Now I get it.
I reckon I've fallen victim of my own expectations. Sorry, but injecting little scenes with Frank Sinatra and Ava Gardner, and dropping only the >names< of Lucky Luciano, Meyer Lansky and Fulgencio Batista doesn't qualify the book for membership in the Historical Fiction genre. My opinion, of course.
Now along comes the very well written The Price of Paradise to give us a glimpse of events and life in Cuba during recent decades. Very timely. Very informative. A good read which provides a good education.
The reader is offered endless, worshipful details of a *department store* of all things! Cuba herself seemed relegated to being mere backdrop. Too bad. At the time that I all-too-eagerly chose this book as my freebie of the month, it was described as an historical novel. That was the basis of my interest.
To be fair, initially I found the character Patricio likeable, but not enough to hang around for more than a few chapters. The character Gloria is unconvincing at best.
The premise of the story line sounded good, but as it unfolded it struck me both as unappealing and unbelievable. The cameos of movie stars--especially that Ava Gardner nonsense--were silly. That's when I gave up. Bothering with this book was a waste of my precious reading time. Period. I deleted it, permanently.
I was taken to Cuba as a little girl after World War Two.
I'm 76 now and would love to visit one more time.
This book brought back so many wonderful memories of my family.
Still remember my visit to Cuba as a little girl with many pictures to remind me.
It was for me a wonderful fantasy read.
Thank you. Ruth Quintana Baldwin
Perhaps it was a better book in Spanish; I might have preferred to read the original, but couldn't get it. But maybe it was just the escapism, and right-wing nostalgia that made me want to leap whole pages? And don't try to convince me that Battista's Cuba was wondrous for everyone.
Top international reviews
The fact that it opens with Patricio's narrative cleverly sidestepped any gender bias that might have crept into my psyche and before long I was lost in the heat of a Cuban summer, breezing through the fates of the characters with page-turning gusto!
It is a bit of a fairytale, with a number of coincidences and slices of fortune and the ending is lovely but a bit too neat.
The real attraction are the characters and the wish to see what happens to them next.
The villain,Cesar is one for the ages. Nasty through and through.
Putting aside the historical context, as truer or not, the story got me.
Even if in some parts it felt rushed and "forced" with the classical "when love strikes like lightning", I enjoyed A LOT how afterwards everything bid its time.
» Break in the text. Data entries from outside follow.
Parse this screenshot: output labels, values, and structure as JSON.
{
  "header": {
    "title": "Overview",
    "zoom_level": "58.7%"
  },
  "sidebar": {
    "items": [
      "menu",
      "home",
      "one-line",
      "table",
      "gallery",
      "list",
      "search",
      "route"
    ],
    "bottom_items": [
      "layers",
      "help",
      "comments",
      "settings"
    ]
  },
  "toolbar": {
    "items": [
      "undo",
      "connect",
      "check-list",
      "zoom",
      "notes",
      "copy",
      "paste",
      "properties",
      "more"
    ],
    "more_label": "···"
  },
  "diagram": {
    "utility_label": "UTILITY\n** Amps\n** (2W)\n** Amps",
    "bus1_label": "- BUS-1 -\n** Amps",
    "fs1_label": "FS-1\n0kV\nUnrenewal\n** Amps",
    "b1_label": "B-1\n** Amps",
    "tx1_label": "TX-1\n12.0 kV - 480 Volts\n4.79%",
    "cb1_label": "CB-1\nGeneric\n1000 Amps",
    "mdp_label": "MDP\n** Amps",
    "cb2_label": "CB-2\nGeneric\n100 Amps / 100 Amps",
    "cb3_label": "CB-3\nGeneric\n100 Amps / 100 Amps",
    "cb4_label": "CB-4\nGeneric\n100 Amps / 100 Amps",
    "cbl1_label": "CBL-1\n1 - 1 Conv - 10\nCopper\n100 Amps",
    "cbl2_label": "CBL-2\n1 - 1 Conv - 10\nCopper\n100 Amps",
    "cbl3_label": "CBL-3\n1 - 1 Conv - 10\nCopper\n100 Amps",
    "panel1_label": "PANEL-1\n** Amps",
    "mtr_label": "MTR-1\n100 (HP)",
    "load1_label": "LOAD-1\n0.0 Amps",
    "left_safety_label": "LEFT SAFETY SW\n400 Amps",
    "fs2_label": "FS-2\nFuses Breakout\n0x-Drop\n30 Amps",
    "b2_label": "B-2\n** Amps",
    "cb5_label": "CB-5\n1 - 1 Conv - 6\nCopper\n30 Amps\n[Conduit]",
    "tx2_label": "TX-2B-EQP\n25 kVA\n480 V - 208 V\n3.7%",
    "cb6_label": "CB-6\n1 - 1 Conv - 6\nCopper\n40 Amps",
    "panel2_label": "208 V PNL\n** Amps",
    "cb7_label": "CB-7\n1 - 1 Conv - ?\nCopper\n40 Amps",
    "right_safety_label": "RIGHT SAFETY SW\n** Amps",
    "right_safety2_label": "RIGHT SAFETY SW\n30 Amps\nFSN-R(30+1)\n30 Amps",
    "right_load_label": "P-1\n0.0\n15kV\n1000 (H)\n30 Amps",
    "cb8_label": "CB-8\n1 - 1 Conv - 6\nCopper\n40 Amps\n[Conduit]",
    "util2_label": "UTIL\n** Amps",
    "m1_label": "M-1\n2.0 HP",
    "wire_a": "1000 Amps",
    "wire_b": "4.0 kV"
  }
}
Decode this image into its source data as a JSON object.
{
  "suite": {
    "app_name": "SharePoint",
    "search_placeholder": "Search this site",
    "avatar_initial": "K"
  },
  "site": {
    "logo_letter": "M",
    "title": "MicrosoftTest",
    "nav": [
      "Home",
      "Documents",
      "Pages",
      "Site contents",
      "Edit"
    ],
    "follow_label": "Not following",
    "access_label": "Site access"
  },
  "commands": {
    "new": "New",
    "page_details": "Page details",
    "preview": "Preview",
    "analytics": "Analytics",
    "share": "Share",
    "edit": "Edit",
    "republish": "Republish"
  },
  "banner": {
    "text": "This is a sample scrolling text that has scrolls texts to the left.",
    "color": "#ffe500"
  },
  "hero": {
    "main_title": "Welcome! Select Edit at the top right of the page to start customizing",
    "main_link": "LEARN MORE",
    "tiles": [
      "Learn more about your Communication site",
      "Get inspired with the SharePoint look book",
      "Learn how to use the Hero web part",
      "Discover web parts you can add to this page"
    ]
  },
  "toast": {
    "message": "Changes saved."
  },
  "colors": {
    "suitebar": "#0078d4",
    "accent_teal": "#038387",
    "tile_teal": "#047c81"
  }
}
Taking months, years to go from one stage to another as the various political, historical and other dramas unfolds.
The final ending was expected, though it come after a few unexpected turns and twist.
I good book I'd recommend.
The real love affair was the writer's own with Cuba; I now have to visit Cuba because of this book!